o look somewhat easy to the trainee, it will )e as well to examine certain pitfalls which an lead to injured hands, fingers or, in the nore serious situation, face or chest. The )oint is that normal files operate on the =ward or push stroke, and with a Arorkpiece between centres this revolves ,owards the operator at the top, so when ipplied to the top of the work, the file is )ushed back towards the operator; if he ipplies extra weight on the file, it can :urprise him by being driven quickly and :tongly towards him, unless he is on the dot to snatch it clear.
A further danger, when working the file lose to a threeor four-jaw chuck is that he jaws can catch on the file and snatch it Imm the operator. Usually the file then ireaks into several pieces, some of which ire pitched towards him.
Lathe in reverse
Some operators remove this risk by .unning the lathe in reverse, although many athes have only low gear reverse, but then he file is really facing the wrong way to cut ffectively. Some turners reverse the file by ;utting off the tang and brazing it on the
other end of the file; this spoils the file for other work but it could of course, be reserved for this duty. One problem that exists with this method is that the normal file handle tends to loosen off when at work and this can be equally dangerous; I would not advise using the old split handles on any account. Instead, obtain a good handle bored from the solid, file or grind a series of notches on the tang, and then set the tang in the handle with glass-fibre.
From the safety aspect it still pays to follow an accepted rule: to work the file on the left side, ie use the left-hand and stand to the right of the headgear. This may be a problem for right-handers, but as a rule a good machi nest is ambidextrous.
Rules to follow Those who use the file only at infrequent intervals in the lathe, and do not necessarily wish to go to the extremes of converting a file tang but need to do lathe filing, should observe the following rules. First of all where the work in the lathe is between centres it should be made to revolve freely and the carriage should be wound clear of the hand operations to follow. Where the work is chuck mounted and the file can be brought into close proximity to the chuck jaws, a simple guard can be made in minutes.. Simply use a disc of thick cardboard, hardboard or similar, slightly larger than the diameter of the chuck, and with a hole cut in the centre so that it fits over the smallest steps of the chuck jaws next to the work.
One or two rubber bands will hold this guard on the jaws and prevent it slipping off on to the work. Once this shield is in place there is no risk of the fingers being struck by the outer parts of the jaws. Even if the hand does push against the card and should stop it rotating, the jaws will spin behind the disc without harm. To make doubly sure that the small area of jaw nose around the work cannot snap at the file, a thin plain washer can be placed on the work.
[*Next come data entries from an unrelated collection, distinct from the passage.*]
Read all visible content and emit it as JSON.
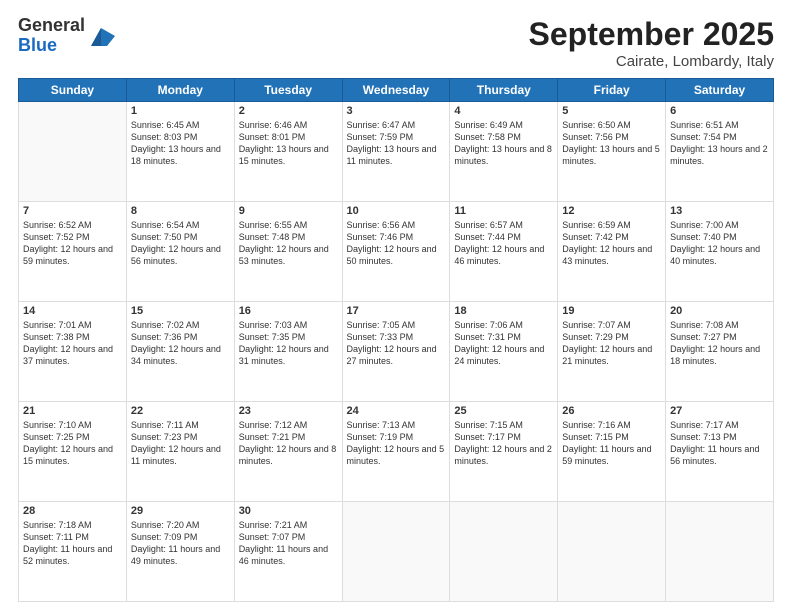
{
  "logo": {
    "general": "General",
    "blue": "Blue"
  },
  "title": "September 2025",
  "location": "Cairate, Lombardy, Italy",
  "days_of_week": [
    "Sunday",
    "Monday",
    "Tuesday",
    "Wednesday",
    "Thursday",
    "Friday",
    "Saturday"
  ],
  "weeks": [
    [
      {
        "day": null,
        "info": null
      },
      {
        "day": "1",
        "sunrise": "6:45 AM",
        "sunset": "8:03 PM",
        "daylight": "13 hours and 18 minutes."
      },
      {
        "day": "2",
        "sunrise": "6:46 AM",
        "sunset": "8:01 PM",
        "daylight": "13 hours and 15 minutes."
      },
      {
        "day": "3",
        "sunrise": "6:47 AM",
        "sunset": "7:59 PM",
        "daylight": "13 hours and 11 minutes."
      },
      {
        "day": "4",
        "sunrise": "6:49 AM",
        "sunset": "7:58 PM",
        "daylight": "13 hours and 8 minutes."
      },
      {
        "day": "5",
        "sunrise": "6:50 AM",
        "sunset": "7:56 PM",
        "daylight": "13 hours and 5 minutes."
      },
      {
        "day": "6",
        "sunrise": "6:51 AM",
        "sunset": "7:54 PM",
        "daylight": "13 hours and 2 minutes."
      }
    ],
    [
      {
        "day": "7",
        "sunrise": "6:52 AM",
        "sunset": "7:52 PM",
        "daylight": "12 hours and 59 minutes."
      },
      {
        "day": "8",
        "sunrise": "6:54 AM",
        "sunset": "7:50 PM",
        "daylight": "12 hours and 56 minutes."
      },
      {
        "day": "9",
        "sunrise": "6:55 AM",
        "sunset": "7:48 PM",
        "daylight": "12 hours and 53 minutes."
      },
      {
        "day": "10",
        "sunrise": "6:56 AM",
        "sunset": "7:46 PM",
        "daylight": "12 hours and 50 minutes."
      },
      {
        "day": "11",
        "sunrise": "6:57 AM",
        "sunset": "7:44 PM",
        "daylight": "12 hours and 46 minutes."
      },
      {
        "day": "12",
        "sunrise": "6:59 AM",
        "sunset": "7:42 PM",
        "daylight": "12 hours and 43 minutes."
      },
      {
        "day": "13",
        "sunrise": "7:00 AM",
        "sunset": "7:40 PM",
        "daylight": "12 hours and 40 minutes."
      }
    ],
    [
      {
        "day": "14",
        "sunrise": "7:01 AM",
        "sunset": "7:38 PM",
        "daylight": "12 hours and 37 minutes."
      },
      {
        "day": "15",
        "sunrise": "7:02 AM",
        "sunset": "7:36 PM",
        "daylight": "12 hours and 34 minutes."
      },
      {
        "day": "16",
        "sunrise": "7:03 AM",
        "sunset": "7:35 PM",
        "daylight": "12 hours and 31 minutes."
      },
      {
        "day": "17",
        "sunrise": "7:05 AM",
        "sunset": "7:33 PM",
        "daylight": "12 hours and 27 minutes."
      },
      {
        "day": "18",
        "sunrise": "7:06 AM",
        "sunset": "7:31 PM",
        "daylight": "12 hours and 24 minutes."
      },
      {
        "day": "19",
        "sunrise": "7:07 AM",
        "sunset": "7:29 PM",
        "daylight": "12 hours and 21 minutes."
      },
      {
        "day": "20",
        "sunrise": "7:08 AM",
        "sunset": "7:27 PM",
        "daylight": "12 hours and 18 minutes."
      }
    ],
    [
      {
        "day": "21",
        "sunrise": "7:10 AM",
        "sunset": "7:25 PM",
        "daylight": "12 hours and 15 minutes."
      },
      {
        "day": "22",
        "sunrise": "7:11 AM",
        "sunset": "7:23 PM",
        "daylight": "12 hours and 11 minutes."
      },
      {
        "day": "23",
        "sunrise": "7:12 AM",
        "sunset": "7:21 PM",
        "daylight": "12 hours and 8 minutes."
      },
      {
        "day": "24",
        "sunrise": "7:13 AM",
        "sunset": "7:19 PM",
        "daylight": "12 hours and 5 minutes."
      },
      {
        "day": "25",
        "sunrise": "7:15 AM",
        "sunset": "7:17 PM",
        "daylight": "12 hours and 2 minutes."
      },
      {
        "day": "26",
        "sunrise": "7:16 AM",
        "sunset": "7:15 PM",
        "daylight": "11 hours and 59 minutes."
      },
      {
        "day": "27",
        "sunrise": "7:17 AM",
        "sunset": "7:13 PM",
        "daylight": "11 hours and 56 minutes."
      }
    ],
    [
      {
        "day": "28",
        "sunrise": "7:18 AM",
        "sunset": "7:11 PM",
        "daylight": "11 hours and 52 minutes."
      },
      {
        "day": "29",
        "sunrise": "7:20 AM",
        "sunset": "7:09 PM",
        "daylight": "11 hours and 49 minutes."
      },
      {
        "day": "30",
        "sunrise": "7:21 AM",
        "sunset": "7:07 PM",
        "daylight": "11 hours and 46 minutes."
      },
      {
        "day": null,
        "info": null
      },
      {
        "day": null,
        "info": null
      },
      {
        "day": null,
        "info": null
      },
      {
        "day": null,
        "info": null
      }
    ]
  ]
}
The next step is to cut out the lead screw drive by engaging neutral gear and then set up the lathe to run at twice its normal turning speed, and now follow the safety rule of gripping the file in the left-hand and use the fingers of the right hand to guide and balance the file point. As the work is running it is now necessary to use a normal filing action; do not let the file stand otherwise it can suddenly veer away in either direction of its own accord and this is exactly where the novice can be caught out and hurt.
The normal practice is to file at 35 to 40 strokes per minute, and above all to let the file move along the work after each stroke so that each cut will overlap by half the file width, but use long strokes and apply load only on the cutting stroke.
You may find that with certain materials the file teeth will tend to clog up, which can even scar the work on certain occasions. Here, of course, a wire brush is needed in any case, but also try the old trick of chalking the file teeth in advance, so preventing a lot of "glueing". Also, it will often keep a file clean right through an operation by preventing the chips obtaining a grip and wedging. As I mentioned earlier, make certain that the file handle is secure, and also watch the sleeves of your jacket or shirt, either by buttoning them securely or employing elastic bands. Or play safe and roll them up to the elbows.